I teach Government in a Maryland High School. I have 6 sections, three of which are Advanced Placement US Government & Politics, three of Local, State and National Government. The test in question is one for which all of my students sit.
I'm glad to see it go. It is flawed, unbalanced, and has almost nothing to do with civics. There have been years when the test asked the same question 3 different ways. It erroneously wants to students to believe that Brown v Board totally overturned Plessy v Ferguson (it did not, although the Warren opinion telegraphed its intention of doing so in the future, but did not in this case). Some questions have no correct answer, some have more than one correct answer.
Last year the test became all multiple choice - the current terminology is "selected response." There is no penalty for a wrong answer. I have had students who failed all four quarters of my course who passed the state test.
And oh by the way, even though it is a graduation requirement, you do not have to pass the test to graduate.

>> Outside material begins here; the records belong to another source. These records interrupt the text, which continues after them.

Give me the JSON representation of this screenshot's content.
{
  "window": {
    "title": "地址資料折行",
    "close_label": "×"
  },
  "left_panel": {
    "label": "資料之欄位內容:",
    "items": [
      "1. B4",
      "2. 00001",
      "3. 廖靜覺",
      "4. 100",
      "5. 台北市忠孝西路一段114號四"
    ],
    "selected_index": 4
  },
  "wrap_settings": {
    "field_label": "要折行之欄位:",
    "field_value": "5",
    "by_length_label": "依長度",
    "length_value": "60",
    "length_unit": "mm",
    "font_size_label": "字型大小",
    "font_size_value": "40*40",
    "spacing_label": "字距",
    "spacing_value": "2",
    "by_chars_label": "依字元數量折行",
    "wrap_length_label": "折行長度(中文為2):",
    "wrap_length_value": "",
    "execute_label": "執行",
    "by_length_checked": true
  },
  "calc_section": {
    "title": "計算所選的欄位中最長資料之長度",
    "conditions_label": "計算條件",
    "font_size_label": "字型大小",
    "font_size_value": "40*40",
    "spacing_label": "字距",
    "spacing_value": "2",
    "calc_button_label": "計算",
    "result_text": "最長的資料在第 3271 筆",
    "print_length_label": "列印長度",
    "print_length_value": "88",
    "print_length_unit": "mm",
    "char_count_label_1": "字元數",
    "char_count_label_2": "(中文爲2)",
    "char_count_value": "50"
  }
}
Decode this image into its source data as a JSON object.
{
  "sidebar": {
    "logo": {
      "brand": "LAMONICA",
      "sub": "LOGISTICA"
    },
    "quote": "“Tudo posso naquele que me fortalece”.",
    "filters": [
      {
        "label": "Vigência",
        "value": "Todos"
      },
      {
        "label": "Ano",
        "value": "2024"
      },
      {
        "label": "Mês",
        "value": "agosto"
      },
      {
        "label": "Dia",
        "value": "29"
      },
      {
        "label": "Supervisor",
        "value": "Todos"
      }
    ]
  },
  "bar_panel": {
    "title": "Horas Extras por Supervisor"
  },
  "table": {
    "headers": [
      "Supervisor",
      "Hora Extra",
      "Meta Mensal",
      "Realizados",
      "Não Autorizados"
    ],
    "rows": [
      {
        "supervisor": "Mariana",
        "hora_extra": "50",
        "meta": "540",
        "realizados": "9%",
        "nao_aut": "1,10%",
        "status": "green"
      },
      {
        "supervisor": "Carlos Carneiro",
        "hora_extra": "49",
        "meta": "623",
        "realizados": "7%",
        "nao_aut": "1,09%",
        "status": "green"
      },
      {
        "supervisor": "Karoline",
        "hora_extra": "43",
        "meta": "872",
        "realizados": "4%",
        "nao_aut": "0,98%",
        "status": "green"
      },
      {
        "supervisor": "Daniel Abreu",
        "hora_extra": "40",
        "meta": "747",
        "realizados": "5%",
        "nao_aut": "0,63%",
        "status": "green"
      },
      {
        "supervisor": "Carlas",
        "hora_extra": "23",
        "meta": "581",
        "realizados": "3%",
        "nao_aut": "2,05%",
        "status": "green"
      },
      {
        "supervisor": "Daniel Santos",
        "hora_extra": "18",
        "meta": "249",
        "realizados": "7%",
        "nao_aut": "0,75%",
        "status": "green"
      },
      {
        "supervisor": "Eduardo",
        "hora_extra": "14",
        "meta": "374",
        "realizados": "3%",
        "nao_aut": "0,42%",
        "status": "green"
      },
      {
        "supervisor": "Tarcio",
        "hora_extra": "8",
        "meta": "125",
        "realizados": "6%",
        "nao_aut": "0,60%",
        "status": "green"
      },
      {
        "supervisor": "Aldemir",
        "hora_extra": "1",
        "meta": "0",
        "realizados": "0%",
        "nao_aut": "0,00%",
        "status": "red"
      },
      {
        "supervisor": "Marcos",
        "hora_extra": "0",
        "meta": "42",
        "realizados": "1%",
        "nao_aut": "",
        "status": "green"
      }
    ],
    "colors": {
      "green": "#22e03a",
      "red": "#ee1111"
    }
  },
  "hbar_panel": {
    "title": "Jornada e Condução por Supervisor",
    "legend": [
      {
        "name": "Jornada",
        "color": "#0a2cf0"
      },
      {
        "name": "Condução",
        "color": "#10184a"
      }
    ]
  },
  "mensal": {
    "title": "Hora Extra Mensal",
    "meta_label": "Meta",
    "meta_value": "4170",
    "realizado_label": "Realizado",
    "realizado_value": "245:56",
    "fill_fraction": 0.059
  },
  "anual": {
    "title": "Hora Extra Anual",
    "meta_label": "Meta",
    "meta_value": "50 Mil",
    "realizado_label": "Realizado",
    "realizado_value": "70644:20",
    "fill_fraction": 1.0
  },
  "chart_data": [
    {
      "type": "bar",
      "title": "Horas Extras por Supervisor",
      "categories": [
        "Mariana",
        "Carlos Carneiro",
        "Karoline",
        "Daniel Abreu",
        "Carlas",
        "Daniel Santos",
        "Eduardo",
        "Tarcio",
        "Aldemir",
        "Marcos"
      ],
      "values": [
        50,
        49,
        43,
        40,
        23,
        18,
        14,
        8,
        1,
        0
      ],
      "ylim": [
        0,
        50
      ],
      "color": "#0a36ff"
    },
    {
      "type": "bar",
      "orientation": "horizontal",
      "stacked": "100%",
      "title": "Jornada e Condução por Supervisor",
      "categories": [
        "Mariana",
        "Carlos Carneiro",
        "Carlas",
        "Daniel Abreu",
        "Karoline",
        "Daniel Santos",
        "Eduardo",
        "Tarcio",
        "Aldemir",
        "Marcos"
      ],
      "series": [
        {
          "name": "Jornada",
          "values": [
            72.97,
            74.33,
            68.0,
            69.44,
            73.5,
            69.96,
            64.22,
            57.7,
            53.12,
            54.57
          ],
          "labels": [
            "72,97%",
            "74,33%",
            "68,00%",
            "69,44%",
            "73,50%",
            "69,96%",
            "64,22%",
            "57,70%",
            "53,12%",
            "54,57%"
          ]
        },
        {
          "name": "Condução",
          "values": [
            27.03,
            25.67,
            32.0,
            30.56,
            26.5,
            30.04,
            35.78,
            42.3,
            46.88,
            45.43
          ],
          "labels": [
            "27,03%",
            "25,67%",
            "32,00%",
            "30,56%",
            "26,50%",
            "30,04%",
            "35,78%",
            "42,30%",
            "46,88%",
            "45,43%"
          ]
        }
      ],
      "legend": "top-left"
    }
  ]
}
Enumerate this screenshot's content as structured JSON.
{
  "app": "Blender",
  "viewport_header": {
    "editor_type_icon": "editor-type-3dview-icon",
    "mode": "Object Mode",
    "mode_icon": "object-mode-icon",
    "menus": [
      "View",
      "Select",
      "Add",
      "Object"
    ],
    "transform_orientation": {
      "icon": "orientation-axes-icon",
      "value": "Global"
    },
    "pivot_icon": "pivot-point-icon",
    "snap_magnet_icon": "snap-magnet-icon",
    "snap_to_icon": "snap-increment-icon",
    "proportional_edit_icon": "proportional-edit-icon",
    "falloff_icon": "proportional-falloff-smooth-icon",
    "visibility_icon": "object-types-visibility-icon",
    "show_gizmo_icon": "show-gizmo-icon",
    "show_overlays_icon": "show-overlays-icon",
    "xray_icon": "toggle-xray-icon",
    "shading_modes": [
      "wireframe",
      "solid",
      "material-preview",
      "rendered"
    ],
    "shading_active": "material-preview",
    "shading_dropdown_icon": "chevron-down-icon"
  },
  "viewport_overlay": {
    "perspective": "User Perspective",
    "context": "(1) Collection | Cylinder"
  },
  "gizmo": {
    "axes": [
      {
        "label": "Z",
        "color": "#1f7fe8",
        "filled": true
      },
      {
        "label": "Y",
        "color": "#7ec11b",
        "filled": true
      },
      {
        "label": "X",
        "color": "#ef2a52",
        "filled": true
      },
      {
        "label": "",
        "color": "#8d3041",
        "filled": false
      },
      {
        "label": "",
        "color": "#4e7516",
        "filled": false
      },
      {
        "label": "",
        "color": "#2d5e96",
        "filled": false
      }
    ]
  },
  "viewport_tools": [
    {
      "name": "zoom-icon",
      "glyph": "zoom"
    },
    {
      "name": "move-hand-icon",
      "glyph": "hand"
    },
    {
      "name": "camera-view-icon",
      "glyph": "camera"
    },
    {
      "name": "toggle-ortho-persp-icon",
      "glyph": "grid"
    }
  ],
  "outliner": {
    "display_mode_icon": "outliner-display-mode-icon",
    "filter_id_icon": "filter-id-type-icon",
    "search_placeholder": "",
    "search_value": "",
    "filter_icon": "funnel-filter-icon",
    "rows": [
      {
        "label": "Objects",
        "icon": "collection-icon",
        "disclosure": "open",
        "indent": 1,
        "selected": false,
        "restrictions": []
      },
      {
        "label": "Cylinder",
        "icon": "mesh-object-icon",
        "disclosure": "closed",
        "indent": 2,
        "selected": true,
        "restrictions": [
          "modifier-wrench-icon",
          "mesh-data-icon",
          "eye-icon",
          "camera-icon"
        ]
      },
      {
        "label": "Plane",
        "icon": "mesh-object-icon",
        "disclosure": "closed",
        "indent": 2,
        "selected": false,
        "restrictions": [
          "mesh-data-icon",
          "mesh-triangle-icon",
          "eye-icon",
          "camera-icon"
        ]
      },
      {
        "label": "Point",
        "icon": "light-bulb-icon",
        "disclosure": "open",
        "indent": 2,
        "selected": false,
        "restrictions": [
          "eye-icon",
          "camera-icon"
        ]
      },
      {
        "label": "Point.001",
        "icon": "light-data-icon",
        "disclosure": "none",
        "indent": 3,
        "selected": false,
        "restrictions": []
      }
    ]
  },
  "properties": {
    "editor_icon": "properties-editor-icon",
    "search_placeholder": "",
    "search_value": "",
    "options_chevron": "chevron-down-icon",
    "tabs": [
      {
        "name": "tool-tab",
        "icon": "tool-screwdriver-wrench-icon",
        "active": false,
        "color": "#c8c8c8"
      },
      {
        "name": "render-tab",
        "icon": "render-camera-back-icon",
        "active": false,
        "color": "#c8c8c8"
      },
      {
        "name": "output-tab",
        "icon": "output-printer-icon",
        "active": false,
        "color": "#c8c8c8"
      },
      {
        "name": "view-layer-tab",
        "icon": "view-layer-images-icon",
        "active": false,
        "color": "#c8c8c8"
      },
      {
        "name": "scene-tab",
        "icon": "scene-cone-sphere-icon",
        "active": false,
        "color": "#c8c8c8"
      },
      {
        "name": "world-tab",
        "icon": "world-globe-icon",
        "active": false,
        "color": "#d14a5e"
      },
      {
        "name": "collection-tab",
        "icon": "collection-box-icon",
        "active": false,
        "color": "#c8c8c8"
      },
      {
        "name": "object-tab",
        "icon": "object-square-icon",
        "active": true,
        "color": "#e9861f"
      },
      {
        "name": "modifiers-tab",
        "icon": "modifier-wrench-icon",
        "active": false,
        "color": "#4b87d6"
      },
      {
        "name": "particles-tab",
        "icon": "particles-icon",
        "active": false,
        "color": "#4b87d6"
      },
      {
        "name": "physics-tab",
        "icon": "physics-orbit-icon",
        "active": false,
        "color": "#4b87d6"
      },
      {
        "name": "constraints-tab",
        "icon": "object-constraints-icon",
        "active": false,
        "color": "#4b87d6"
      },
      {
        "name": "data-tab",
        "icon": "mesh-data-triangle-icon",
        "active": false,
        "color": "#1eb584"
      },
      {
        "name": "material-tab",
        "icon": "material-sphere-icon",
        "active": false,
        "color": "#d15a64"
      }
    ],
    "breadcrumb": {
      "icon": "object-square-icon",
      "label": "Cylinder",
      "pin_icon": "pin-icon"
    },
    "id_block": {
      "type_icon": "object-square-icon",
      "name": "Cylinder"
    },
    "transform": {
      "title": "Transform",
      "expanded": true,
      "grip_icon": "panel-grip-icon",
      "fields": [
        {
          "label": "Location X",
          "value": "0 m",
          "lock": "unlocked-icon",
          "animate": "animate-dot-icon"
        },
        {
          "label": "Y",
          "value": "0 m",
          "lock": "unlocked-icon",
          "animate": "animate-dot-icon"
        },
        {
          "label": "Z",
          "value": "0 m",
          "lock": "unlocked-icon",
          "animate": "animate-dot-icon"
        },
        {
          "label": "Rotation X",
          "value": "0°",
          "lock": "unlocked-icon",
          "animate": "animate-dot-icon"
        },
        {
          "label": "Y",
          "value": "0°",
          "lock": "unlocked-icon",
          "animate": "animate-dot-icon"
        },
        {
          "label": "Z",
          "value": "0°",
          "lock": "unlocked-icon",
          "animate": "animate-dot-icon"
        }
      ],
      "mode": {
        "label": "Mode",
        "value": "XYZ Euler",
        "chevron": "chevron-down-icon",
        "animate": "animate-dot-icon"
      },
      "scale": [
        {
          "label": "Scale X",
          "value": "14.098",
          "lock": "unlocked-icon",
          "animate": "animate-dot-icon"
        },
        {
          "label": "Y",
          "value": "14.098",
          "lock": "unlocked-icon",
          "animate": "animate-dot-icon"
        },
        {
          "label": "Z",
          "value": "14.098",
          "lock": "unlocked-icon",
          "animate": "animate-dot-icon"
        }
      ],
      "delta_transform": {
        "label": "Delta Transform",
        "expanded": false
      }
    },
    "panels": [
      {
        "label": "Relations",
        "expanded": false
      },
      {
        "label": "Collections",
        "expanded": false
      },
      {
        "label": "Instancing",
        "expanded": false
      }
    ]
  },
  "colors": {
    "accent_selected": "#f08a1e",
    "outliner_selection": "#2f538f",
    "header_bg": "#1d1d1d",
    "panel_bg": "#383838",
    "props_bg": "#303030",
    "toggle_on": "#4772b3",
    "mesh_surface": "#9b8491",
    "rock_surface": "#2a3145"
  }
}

Absent the test and the preparation for it with quarterly benchmarks (called inaccurately "formative assessments" instead of focusing on having students learn facts for purposes of passing the test, I can get them involved in simutations, in real world applications of what they are learning and thereby better prepare them to be participating citizens in our liberal democracy - and before Conservatives have a cow, that is a technical political science term that has nothing to do with political orientation.
I for one am happy to see the test go. It was never included in the calculation of the misnamed Adequate Yearly Progress under No Child Left Behind anyway. It serve no meaningful purpose except as an extra hurdle in moving towards high school graduation.
Jim Cullen - 3/30/2011
Anyone with a further interest in this subject can see how one teacher has grappled with trying to provide a robust 21st century version of civics:
- Bozeman schools prefer kids in class on MLK Day
- Universities across the country are facing up to their past association with slavery
- Trump Budget Proposes Devastating Cuts to Federal History, Archival & Education Programs
- Alabama governor signs law giving thousands of felons their right to vote back
- Jerusalem Post recalls history of the Six-Day War
- Jill Lepore: Americans Aren't Just Divided Politically, They're Divided Over History Too
- AHA joins protest of Trump’s plan for drastic cuts to the NEH
- Diane Ravitch says the Democrats paved the way for the education secretary's efforts to privatize our public schools
- Mark Moyar explains why he came to believe the Vietnam War was winnable
- How should Texas high schoolers learn history?